This post provides a deeper examination of the ethics of violence and self defense.
I explain why neither pro-aggression positions or naive pacifist positions on the ethics of violence are ideal, and I posit a third approach, non-aggression, which I argue is the most ethical. When properly understood, non-aggression and forceful self-defense are not morally incompatible.
A corollary is that Most Westerners who believe in extreme pacifism when it comes to individual self defense do so naively. Very few people, even some thinkers credited with advocating for extreme pacifism for political purposes, actually believe in it on an individual level. A careful study reveals that Thoreau, and Martin Luther King, and at least one Buddhist sect, advocate individual self-defensive force as moral, necessary and courageous. Even Ghandi, who is not typically a reasonable pacifist, has moments where he admits to the necessity of self defense for individuals, particularly for those who aren't spiritually committed to self-immolation as he is.

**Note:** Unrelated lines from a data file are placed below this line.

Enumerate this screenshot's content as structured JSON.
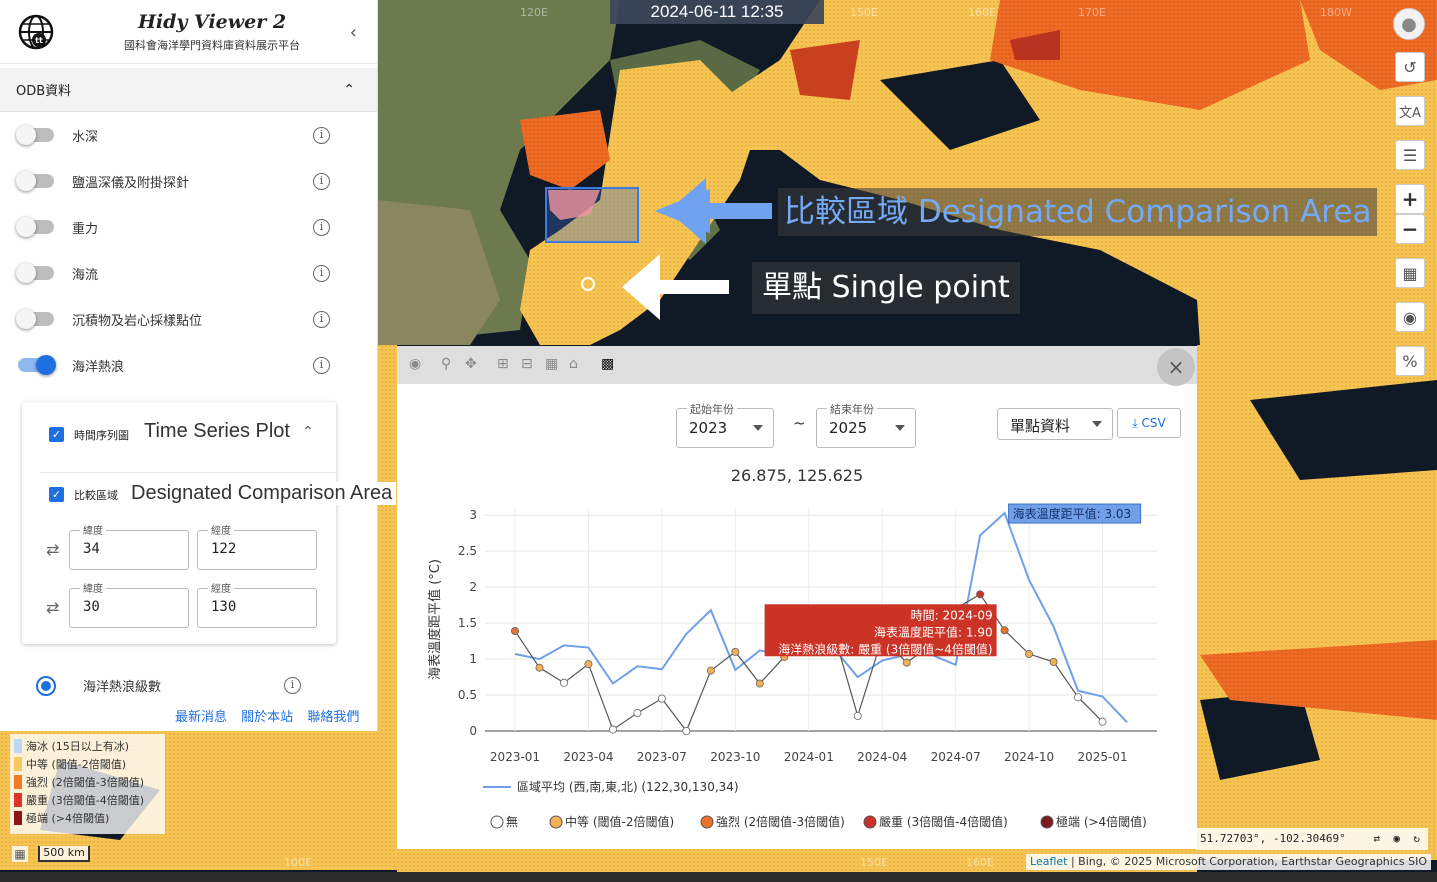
{
  "map": {
    "datetime": "2024-06-11 12:35",
    "lon_labels": [
      "120E",
      "150E",
      "160E",
      "170E",
      "180W"
    ],
    "lon_labels_bottom": [
      "100E",
      "150E",
      "160E"
    ],
    "annotation_area": "比較區域 Designated Comparison Area",
    "annotation_point": "單點 Single point",
    "scale": "500 km",
    "coords": "51.72703°, -102.30469°",
    "attribution_leaflet": "Leaflet",
    "attribution_rest": " | Bing, © 2025 Microsoft Corporation, Earthstar Geographics SIO",
    "controls": [
      "share-icon",
      "translate-icon",
      "layers-icon",
      "zoom-in-icon",
      "zoom-out-icon",
      "plan-icon",
      "camera-icon",
      "percent-icon"
    ],
    "zoom_in": "+",
    "zoom_out": "−"
  },
  "legend": [
    {
      "label": "海冰 (15日以上有冰)",
      "color": "#bcd8f5"
    },
    {
      "label": "中等 (閾值-2倍閾值)",
      "color": "#f7c85f"
    },
    {
      "label": "強烈 (2倍閾值-3倍閾值)",
      "color": "#f07a26"
    },
    {
      "label": "嚴重 (3倍閾值-4倍閾值)",
      "color": "#d8362a"
    },
    {
      "label": "極端 (>4倍閾值)",
      "color": "#8c1515"
    }
  ],
  "sidebar": {
    "title": "Hidy Viewer 2",
    "subtitle": "國科會海洋學門資料庫資料展示平台",
    "section": "ODB資料",
    "layers": [
      {
        "label": "水深",
        "on": false
      },
      {
        "label": "鹽溫深儀及附掛探針",
        "on": false
      },
      {
        "label": "重力",
        "on": false
      },
      {
        "label": "海流",
        "on": false
      },
      {
        "label": "沉積物及岩心採樣點位",
        "on": false
      },
      {
        "label": "海洋熱浪",
        "on": true
      }
    ],
    "timeseries_small": "時間序列圖",
    "timeseries_big": "Time Series Plot",
    "compare_small": "比較區域",
    "compare_big": "Designated Comparison Area",
    "lat_label": "緯度",
    "lon_label": "經度",
    "lat1": "34",
    "lon1": "122",
    "lat2": "30",
    "lon2": "130",
    "heat_level": "海洋熱浪級數",
    "footer": [
      "最新消息",
      "關於本站",
      "聯絡我們"
    ]
  },
  "chart": {
    "start_caption": "起始年份",
    "start_year": "2023",
    "end_caption": "結束年份",
    "end_year": "2025",
    "tilde": "~",
    "mode": "單點資料",
    "csv": "CSV",
    "point": "26.875, 125.625",
    "close": "×"
  },
  "chart_data": {
    "type": "line",
    "ylabel": "海表溫度距平值 (°C)",
    "ylim": [
      0,
      3.1
    ],
    "yticks": [
      0,
      0.5,
      1,
      1.5,
      2,
      2.5,
      3
    ],
    "x": [
      "2023-01",
      "2023-02",
      "2023-03",
      "2023-04",
      "2023-05",
      "2023-06",
      "2023-07",
      "2023-08",
      "2023-09",
      "2023-10",
      "2023-11",
      "2023-12",
      "2024-01",
      "2024-02",
      "2024-03",
      "2024-04",
      "2024-05",
      "2024-06",
      "2024-07",
      "2024-08",
      "2024-09",
      "2024-10",
      "2024-11",
      "2024-12",
      "2025-01",
      "2025-02"
    ],
    "xtick_labels": [
      "2023-01",
      "2023-04",
      "2023-07",
      "2023-10",
      "2024-01",
      "2024-04",
      "2024-07",
      "2024-10",
      "2025-01"
    ],
    "series": [
      {
        "name": "區域平均 (西,南,東,北) (122,30,130,34)",
        "color": "#6fa0e8",
        "values": [
          1.07,
          1.0,
          1.19,
          1.16,
          0.66,
          0.9,
          0.86,
          1.35,
          1.68,
          0.85,
          1.12,
          1.05,
          1.2,
          1.16,
          0.75,
          0.98,
          1.06,
          1.06,
          0.92,
          2.72,
          3.03,
          2.1,
          1.45,
          0.56,
          0.48,
          0.12
        ]
      },
      {
        "name": "單點",
        "color": "#555555",
        "values": [
          1.39,
          0.88,
          0.67,
          0.93,
          0.02,
          0.25,
          0.45,
          0.0,
          0.84,
          1.1,
          0.66,
          1.03,
          1.18,
          1.39,
          0.21,
          1.3,
          0.95,
          1.2,
          1.7,
          1.9,
          1.4,
          1.07,
          0.96,
          0.47,
          0.13,
          null
        ],
        "levels": [
          "strong",
          "moderate",
          "none",
          "moderate",
          "none",
          "none",
          "none",
          "none",
          "moderate",
          "moderate",
          "moderate",
          "moderate",
          "moderate",
          "moderate",
          "none",
          "moderate",
          "moderate",
          "strong",
          "severe",
          "severe",
          "strong",
          "moderate",
          "moderate",
          "none",
          "none",
          null
        ]
      }
    ],
    "level_colors": {
      "none": "#ffffff",
      "moderate": "#f2b055",
      "strong": "#e8732a",
      "severe": "#cc3327",
      "extreme": "#7d1a1a"
    },
    "legend": [
      {
        "key": "none",
        "label": "無"
      },
      {
        "key": "moderate",
        "label": "中等 (閾值-2倍閾值)"
      },
      {
        "key": "strong",
        "label": "強烈 (2倍閾值-3倍閾值)"
      },
      {
        "key": "severe",
        "label": "嚴重 (3倍閾值-4倍閾值)"
      },
      {
        "key": "extreme",
        "label": "極端 (>4倍閾值)"
      }
    ],
    "tooltip_single": [
      "時間: 2024-09",
      "海表溫度距平值: 1.90",
      "海洋熱浪級數: 嚴重 (3倍閾值~4倍閾值)"
    ],
    "tooltip_area": "海表溫度距平值: 3.03"
  }
}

This makes sense, of course, because the need for self defense will persist until everyone in the world non-aggressive. Therefore, the most pragmatic and ethical position is one of conscious non-initiation of violence, which at the same time does not preclude forceful self-defense if necessary.